... the beautiful Riverfront...
... and my personal favorite, the Chicago Tribune building, which has pieces of famous buildings and materials from all over the world embedded into the exterior of the building, brought back from Tribune correspondents all around the world. There’s everything from a piece of the White House to a chunk of the Great Wall of China to a piece of the pyramid at Giza to petrified wood from California.
We finished the Quest with one dumb mistake, putting us at #61 on the All-Time Leaderboard. Not our best showing, but we learned a lot and had a great time. And I know that we saw a bunch of cool things that we would otherwise have walked right by.
Speaking of walking by, we passed many painted lighthouses during our time in Chicago. They're temporary, which is a shame because they are so beautiful. The goal is to shed light (hence the lighthouses) on people with disabilities. About half of the 51 artists are living with a disability. If we'd had more time in Chicago, I would have found and photographed all of them. Fortunately, you can see and learn about the inspiration behind each lighthouse online. Allow a lot of time to look at them all and listen to the artists speak. It's amazing.
We decided to get an early dinner to avoid the crowds at Lou Malneti’s, home of the best (say many) deep-dish pizza.
It was a good decision. We arrived at 5:00 PM and ordered right away; by the time our pizza came, the place was packed.
The pizza was cheesy and gooey, with a great tomato sauce, lean sausage, and delicious buttery crust. I’d eat there again and again. The three of us split one small 'Malnati Chicago Classic.' It wasn't quite enough food for us, but that wasn't a problem because when I'd asked the staff at The Wit to recommend where we should try deep-dish pizza, they gave me a coupon for a free Chocolate Chip Pizza at Malnati's. It was absolutely perfect, and just the right size to fill us up.

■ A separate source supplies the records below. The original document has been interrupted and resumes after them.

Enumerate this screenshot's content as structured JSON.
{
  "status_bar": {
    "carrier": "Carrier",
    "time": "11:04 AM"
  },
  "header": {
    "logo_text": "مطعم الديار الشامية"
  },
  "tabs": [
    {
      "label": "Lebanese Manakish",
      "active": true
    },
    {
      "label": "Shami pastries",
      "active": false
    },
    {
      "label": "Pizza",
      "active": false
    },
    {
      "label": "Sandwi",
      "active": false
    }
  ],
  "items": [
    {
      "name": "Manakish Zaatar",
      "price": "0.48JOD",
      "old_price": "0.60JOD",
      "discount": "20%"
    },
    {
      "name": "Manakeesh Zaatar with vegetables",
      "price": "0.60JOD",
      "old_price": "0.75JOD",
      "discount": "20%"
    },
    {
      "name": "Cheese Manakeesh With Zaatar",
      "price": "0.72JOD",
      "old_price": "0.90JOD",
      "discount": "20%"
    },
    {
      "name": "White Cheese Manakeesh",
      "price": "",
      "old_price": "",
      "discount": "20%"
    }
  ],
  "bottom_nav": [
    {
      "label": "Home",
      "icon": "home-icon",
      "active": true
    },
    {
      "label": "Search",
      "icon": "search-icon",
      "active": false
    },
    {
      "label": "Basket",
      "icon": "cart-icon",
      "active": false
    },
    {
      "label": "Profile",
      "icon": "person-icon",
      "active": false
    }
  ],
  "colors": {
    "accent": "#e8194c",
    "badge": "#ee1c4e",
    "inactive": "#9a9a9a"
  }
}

At only $15 plus tip for the three of us, Malnati's was not only delicious, but ridiculously inexpensive. We'd be regulars if we lived in Chicago, no doubt about it.
Our trolley tickets included a night tour of Chicago to see the beautiful lights, but we were all exhausted and wanted to get to sleep for our early morning. If we'd had an extra day in Chicago or didn't need to race off in the morning, we definitely would have done the night tour. I love that it's included in the price of the trolley tickets.
We weren't ready to say goodbye to Chicago so soon, but it was time to head east and continue our adventure. But first, I walked two blocks from The Wit to get us donuts from Do-Rite Donuts. I'd heard they were the best in the city.
Since we only tried these donuts, I have no idea whether or not they're the best in Chicago. But I can say that they were spectacular. They were all delicious, but my personal favorites were the Pistachio-Meyer Lemon, the Michigan Apple Fritter, and the Valrhona Chocolate Cake. And Do-Rite Donuts is the most efficient donut shop I've ever seen. Despite a line in front of me, I was in and out in under 5 minutes.
There's one more thing I want to mention about The Wit. (Can you tell I loved this hotel?) In the hallways, they have recordings of different birds peeping and singing. That was cool, but the neatest thing is that the bird calls change depending on the time of day. In the early morning, there’s a rooster interspersed with other morning singing. In the evenings, owls. Late nights, crickets. It is awesome.
Anyway, after we finished our donuts and packed up, Steve walked two blocks to the car rental pickup. We'd originally thought we'd just rent a car at the airport and park it in Chicago for the two nights, but as soon as I learned that it costs $60+ per night to park downtown, we quickly abandoned that idea. With a car rental place so close to The Wit, it was no problem to pick it up when we actually needed it, rather than unnecessarily paying rental for two extra days AND parking for two days. That was a few hundred dollars saved we could put toward the rest of the vacation.
We loved everything about Chicago and can't wait to go back someday. Tomorrow I'll tell you all about our next destination: Lansing, Michigan.